DIRECTIONS: Produce the records again in full, exactly as shown below.

SUPPLIED DATA:
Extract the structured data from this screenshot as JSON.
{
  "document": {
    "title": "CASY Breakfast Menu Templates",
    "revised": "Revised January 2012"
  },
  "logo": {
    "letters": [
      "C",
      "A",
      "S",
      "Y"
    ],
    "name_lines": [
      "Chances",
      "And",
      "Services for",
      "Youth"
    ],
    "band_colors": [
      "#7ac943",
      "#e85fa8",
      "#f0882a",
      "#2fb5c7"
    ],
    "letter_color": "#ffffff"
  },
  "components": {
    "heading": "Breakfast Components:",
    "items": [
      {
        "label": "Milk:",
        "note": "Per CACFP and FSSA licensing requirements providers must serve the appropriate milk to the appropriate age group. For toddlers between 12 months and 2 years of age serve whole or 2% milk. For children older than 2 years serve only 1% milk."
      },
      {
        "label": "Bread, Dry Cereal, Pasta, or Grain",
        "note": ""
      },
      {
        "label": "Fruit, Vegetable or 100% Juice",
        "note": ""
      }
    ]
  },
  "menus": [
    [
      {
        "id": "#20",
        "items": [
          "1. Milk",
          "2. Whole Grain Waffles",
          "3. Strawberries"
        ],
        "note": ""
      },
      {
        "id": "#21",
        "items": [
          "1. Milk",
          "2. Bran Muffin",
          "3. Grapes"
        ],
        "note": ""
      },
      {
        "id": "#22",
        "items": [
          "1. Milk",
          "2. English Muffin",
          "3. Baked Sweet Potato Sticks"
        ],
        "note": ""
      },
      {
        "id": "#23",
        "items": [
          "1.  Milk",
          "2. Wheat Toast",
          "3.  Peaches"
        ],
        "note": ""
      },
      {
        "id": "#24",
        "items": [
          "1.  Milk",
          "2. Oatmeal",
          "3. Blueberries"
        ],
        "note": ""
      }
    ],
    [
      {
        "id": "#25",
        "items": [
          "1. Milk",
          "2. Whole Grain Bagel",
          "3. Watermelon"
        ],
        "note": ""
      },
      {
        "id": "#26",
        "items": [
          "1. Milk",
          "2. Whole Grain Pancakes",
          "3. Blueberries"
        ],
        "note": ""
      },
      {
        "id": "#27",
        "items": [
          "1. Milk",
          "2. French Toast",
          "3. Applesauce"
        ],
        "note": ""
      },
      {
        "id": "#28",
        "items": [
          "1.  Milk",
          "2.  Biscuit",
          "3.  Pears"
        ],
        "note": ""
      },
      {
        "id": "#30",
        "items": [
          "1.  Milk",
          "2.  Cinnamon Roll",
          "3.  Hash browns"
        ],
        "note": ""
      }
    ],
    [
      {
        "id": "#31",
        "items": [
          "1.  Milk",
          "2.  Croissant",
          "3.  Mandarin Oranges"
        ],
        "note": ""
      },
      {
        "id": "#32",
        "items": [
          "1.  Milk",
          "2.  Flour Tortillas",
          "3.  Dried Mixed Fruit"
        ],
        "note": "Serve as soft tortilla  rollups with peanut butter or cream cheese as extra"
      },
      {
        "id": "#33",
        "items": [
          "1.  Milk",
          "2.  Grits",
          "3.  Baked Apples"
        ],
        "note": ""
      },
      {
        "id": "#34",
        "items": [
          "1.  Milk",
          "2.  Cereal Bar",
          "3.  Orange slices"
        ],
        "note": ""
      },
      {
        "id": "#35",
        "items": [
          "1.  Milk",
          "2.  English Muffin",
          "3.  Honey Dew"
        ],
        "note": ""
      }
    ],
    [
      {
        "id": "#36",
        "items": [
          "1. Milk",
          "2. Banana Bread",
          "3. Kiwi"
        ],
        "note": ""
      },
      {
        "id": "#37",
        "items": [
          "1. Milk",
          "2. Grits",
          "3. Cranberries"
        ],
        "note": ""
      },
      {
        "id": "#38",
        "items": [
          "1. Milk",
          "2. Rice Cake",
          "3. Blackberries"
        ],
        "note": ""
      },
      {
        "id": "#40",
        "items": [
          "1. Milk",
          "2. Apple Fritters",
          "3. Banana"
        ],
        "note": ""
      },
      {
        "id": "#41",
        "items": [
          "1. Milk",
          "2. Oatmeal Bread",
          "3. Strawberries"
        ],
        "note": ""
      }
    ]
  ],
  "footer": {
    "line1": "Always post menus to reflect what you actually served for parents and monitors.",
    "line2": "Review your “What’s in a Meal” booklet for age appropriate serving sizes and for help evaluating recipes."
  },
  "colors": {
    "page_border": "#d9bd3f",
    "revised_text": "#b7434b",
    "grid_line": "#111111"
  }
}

SOLUTION TO THIS PROBLEM:
Extract the structured data from this screenshot as JSON.
{
  "document": {
    "title": "CASY Breakfast Menu Templates",
    "revised": "Revised January 2012"
  },
  "logo": {
    "letters": [
      "C",
      "A",
      "S",
      "Y"
    ],
    "name_lines": [
      "Chances",
      "And",
      "Services for",
      "Youth"
    ],
    "band_colors": [
      "#7ac943",
      "#e85fa8",
      "#f0882a",
      "#2fb5c7"
    ],
    "letter_color": "#ffffff"
  },
  "components": {
    "heading": "Breakfast Components:",
    "items": [
      {
        "label": "Milk:",
        "note": "Per CACFP and FSSA licensing requirements providers must serve the appropriate milk to the appropriate age group. For toddlers between 12 months and 2 years of age serve whole or 2% milk. For children older than 2 years serve only 1% milk."
      },
      {
        "label": "Bread, Dry Cereal, Pasta, or Grain",
        "note": ""
      },
      {
        "label": "Fruit, Vegetable or 100% Juice",
        "note": ""
      }
    ]
  },
  "menus": [
    [
      {
        "id": "#20",
        "items": [
          "1. Milk",
          "2. Whole Grain Waffles",
          "3. Strawberries"
        ],
        "note": ""
      },
      {
        "id": "#21",
        "items": [
          "1. Milk",
          "2. Bran Muffin",
          "3. Grapes"
        ],
        "note": ""
      },
      {
        "id": "#22",
        "items": [
          "1. Milk",
          "2. English Muffin",
          "3. Baked Sweet Potato Sticks"
        ],
        "note": ""
      },
      {
        "id": "#23",
        "items": [
          "1.  Milk",
          "2. Wheat Toast",
          "3.  Peaches"
        ],
        "note": ""
      },
      {
        "id": "#24",
        "items": [
          "1.  Milk",
          "2. Oatmeal",
          "3. Blueberries"
        ],
        "note": ""
      }
    ],
    [
      {
        "id": "#25",
        "items": [
          "1. Milk",
          "2. Whole Grain Bagel",
          "3. Watermelon"
        ],
        "note": ""
      },
      {
        "id": "#26",
        "items": [
          "1. Milk",
          "2. Whole Grain Pancakes",
          "3. Blueberries"
        ],
        "note": ""
      },
      {
        "id": "#27",
        "items": [
          "1. Milk",
          "2. French Toast",
          "3. Applesauce"
        ],
        "note": ""
      },
      {
        "id": "#28",
        "items": [
          "1.  Milk",
          "2.  Biscuit",
          "3.  Pears"
        ],
        "note": ""
      },
      {
        "id": "#30",
        "items": [
          "1.  Milk",
          "2.  Cinnamon Roll",
          "3.  Hash browns"
        ],
        "note": ""
      }
    ],
    [
      {
        "id": "#31",
        "items": [
          "1.  Milk",
          "2.  Croissant",
          "3.  Mandarin Oranges"
        ],
        "note": ""
      },
      {
        "id": "#32",
        "items": [
          "1.  Milk",
          "2.  Flour Tortillas",
          "3.  Dried Mixed Fruit"
        ],
        "note": "Serve as soft tortilla  rollups with peanut butter or cream cheese as extra"
      },
      {
        "id": "#33",
        "items": [
          "1.  Milk",
          "2.  Grits",
          "3.  Baked Apples"
        ],
        "note": ""
      },
      {
        "id": "#34",
        "items": [
          "1.  Milk",
          "2.  Cereal Bar",
          "3.  Orange slices"
        ],
        "note": ""
      },
      {
        "id": "#35",
        "items": [
          "1.  Milk",
          "2.  English Muffin",
          "3.  Honey Dew"
        ],
        "note": ""
      }
    ],
    [
      {
        "id": "#36",
        "items": [
          "1. Milk",
          "2. Banana Bread",
          "3. Kiwi"
        ],
        "note": ""
      },
      {
        "id": "#37",
        "items": [
          "1. Milk",
          "2. Grits",
          "3. Cranberries"
        ],
        "note": ""
      },
      {
        "id": "#38",
        "items": [
          "1. Milk",
          "2. Rice Cake",
          "3. Blackberries"
        ],
        "note": ""
      },
      {
        "id": "#40",
        "items": [
          "1. Milk",
          "2. Apple Fritters",
          "3. Banana"
        ],
        "note": ""
      },
      {
        "id": "#41",
        "items": [
          "1. Milk",
          "2. Oatmeal Bread",
          "3. Strawberries"
        ],
        "note": ""
      }
    ]
  ],
  "footer": {
    "line1": "Always post menus to reflect what you actually served for parents and monitors.",
    "line2": "Review your “What’s in a Meal” booklet for age appropriate serving sizes and for help evaluating recipes."
  },
  "colors": {
    "page_border": "#d9bd3f",
    "revised_text": "#b7434b",
    "grid_line": "#111111"
  }
}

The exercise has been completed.